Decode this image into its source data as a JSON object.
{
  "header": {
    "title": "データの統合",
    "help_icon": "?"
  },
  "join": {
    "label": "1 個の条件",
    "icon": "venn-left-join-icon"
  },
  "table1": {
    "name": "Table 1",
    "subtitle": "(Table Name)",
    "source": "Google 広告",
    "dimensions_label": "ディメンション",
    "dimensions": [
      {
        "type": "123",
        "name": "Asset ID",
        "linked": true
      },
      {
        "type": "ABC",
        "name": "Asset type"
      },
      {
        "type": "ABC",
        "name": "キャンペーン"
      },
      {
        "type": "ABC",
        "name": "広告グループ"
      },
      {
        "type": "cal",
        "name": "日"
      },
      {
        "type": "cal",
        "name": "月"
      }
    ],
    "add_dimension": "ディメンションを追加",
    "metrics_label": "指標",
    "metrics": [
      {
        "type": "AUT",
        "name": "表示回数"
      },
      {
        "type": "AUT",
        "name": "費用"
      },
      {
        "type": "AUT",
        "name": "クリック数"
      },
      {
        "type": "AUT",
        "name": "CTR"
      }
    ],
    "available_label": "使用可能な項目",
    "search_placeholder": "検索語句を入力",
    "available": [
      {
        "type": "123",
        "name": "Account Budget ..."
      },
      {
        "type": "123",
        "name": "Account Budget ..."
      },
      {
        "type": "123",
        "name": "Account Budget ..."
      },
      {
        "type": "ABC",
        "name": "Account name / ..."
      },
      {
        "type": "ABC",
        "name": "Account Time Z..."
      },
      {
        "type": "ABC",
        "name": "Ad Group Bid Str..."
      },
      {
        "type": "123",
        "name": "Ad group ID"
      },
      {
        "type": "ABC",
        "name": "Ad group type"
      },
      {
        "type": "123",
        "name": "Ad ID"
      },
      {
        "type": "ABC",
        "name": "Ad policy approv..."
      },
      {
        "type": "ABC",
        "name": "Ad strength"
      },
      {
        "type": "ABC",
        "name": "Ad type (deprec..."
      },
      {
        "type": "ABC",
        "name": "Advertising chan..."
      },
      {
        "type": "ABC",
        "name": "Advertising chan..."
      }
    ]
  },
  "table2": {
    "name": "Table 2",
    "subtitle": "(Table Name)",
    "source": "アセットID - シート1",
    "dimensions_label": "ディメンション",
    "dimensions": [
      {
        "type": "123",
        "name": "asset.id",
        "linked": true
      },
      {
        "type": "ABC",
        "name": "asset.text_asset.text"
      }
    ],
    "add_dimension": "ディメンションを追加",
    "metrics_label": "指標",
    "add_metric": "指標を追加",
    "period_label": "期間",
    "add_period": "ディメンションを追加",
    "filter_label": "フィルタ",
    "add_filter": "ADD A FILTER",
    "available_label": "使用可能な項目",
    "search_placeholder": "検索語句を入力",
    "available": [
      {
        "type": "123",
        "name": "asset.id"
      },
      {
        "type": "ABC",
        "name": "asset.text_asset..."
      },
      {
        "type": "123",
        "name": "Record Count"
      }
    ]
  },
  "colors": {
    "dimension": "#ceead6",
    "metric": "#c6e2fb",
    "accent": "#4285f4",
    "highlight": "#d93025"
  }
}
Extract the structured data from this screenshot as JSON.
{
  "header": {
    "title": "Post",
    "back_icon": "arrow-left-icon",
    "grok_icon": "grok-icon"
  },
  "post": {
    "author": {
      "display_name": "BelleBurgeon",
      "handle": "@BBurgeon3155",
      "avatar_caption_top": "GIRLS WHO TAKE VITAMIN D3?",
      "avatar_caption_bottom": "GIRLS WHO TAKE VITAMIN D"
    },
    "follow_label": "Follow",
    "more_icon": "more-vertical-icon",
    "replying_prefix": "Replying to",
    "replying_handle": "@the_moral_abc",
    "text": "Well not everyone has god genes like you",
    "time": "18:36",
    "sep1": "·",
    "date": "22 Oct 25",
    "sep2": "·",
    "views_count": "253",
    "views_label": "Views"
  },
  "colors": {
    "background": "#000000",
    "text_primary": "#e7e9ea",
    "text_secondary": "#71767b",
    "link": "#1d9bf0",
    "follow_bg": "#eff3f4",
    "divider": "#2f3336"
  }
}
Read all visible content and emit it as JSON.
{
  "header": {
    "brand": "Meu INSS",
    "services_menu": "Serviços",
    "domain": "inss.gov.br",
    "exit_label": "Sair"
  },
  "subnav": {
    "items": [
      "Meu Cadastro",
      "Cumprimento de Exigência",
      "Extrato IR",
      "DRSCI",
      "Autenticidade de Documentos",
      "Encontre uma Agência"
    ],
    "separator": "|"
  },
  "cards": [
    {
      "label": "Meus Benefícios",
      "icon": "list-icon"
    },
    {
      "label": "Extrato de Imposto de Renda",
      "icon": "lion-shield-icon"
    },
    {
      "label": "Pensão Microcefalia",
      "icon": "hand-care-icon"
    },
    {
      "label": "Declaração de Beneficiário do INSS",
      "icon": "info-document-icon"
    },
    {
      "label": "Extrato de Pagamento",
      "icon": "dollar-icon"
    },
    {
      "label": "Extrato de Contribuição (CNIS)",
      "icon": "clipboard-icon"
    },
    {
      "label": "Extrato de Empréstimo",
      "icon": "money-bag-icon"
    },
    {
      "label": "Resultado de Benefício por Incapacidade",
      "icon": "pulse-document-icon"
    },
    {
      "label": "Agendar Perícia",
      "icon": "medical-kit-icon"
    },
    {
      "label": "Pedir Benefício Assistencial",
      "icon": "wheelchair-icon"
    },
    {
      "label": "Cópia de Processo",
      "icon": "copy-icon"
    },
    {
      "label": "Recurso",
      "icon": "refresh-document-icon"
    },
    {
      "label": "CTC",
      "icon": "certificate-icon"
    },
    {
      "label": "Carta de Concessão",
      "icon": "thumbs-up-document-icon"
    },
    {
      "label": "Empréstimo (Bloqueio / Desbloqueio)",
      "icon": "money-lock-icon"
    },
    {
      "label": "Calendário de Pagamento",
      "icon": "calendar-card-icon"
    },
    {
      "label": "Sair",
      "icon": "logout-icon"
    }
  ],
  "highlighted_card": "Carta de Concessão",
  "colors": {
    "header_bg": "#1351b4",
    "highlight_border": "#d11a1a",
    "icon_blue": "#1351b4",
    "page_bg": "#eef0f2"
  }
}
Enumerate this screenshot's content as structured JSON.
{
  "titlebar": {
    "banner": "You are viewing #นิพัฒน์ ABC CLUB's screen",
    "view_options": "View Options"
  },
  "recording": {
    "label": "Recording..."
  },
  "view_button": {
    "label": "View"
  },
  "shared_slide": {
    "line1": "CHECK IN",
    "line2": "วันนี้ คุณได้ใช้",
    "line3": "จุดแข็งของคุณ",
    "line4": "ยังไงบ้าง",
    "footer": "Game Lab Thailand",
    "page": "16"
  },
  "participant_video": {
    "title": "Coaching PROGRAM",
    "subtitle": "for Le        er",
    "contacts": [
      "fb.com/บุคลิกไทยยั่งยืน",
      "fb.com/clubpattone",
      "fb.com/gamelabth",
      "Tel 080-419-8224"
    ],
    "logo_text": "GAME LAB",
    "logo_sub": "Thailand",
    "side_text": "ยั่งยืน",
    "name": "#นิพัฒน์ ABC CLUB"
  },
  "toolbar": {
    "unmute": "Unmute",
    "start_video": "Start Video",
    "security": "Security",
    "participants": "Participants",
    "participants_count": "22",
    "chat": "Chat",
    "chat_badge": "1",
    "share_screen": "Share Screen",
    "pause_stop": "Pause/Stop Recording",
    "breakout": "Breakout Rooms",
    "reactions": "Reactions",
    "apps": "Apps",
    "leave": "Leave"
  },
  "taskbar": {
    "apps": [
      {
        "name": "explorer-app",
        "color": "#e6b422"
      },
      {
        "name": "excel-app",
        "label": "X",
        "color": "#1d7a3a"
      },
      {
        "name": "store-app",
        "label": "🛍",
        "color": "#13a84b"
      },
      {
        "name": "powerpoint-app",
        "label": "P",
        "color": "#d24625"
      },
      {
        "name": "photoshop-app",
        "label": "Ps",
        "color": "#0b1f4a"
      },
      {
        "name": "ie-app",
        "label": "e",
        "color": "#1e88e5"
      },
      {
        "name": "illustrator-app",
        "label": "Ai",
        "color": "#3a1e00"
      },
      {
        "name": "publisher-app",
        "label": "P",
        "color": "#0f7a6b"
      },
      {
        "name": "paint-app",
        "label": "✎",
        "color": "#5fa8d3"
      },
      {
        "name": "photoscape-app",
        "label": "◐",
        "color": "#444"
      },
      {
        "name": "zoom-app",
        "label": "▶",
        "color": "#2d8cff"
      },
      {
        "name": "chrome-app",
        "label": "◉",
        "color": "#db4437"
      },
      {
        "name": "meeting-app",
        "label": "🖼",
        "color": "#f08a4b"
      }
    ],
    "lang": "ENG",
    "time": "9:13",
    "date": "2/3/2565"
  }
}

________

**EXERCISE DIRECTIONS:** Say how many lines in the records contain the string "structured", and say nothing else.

**EXERCISE RESULT:** 2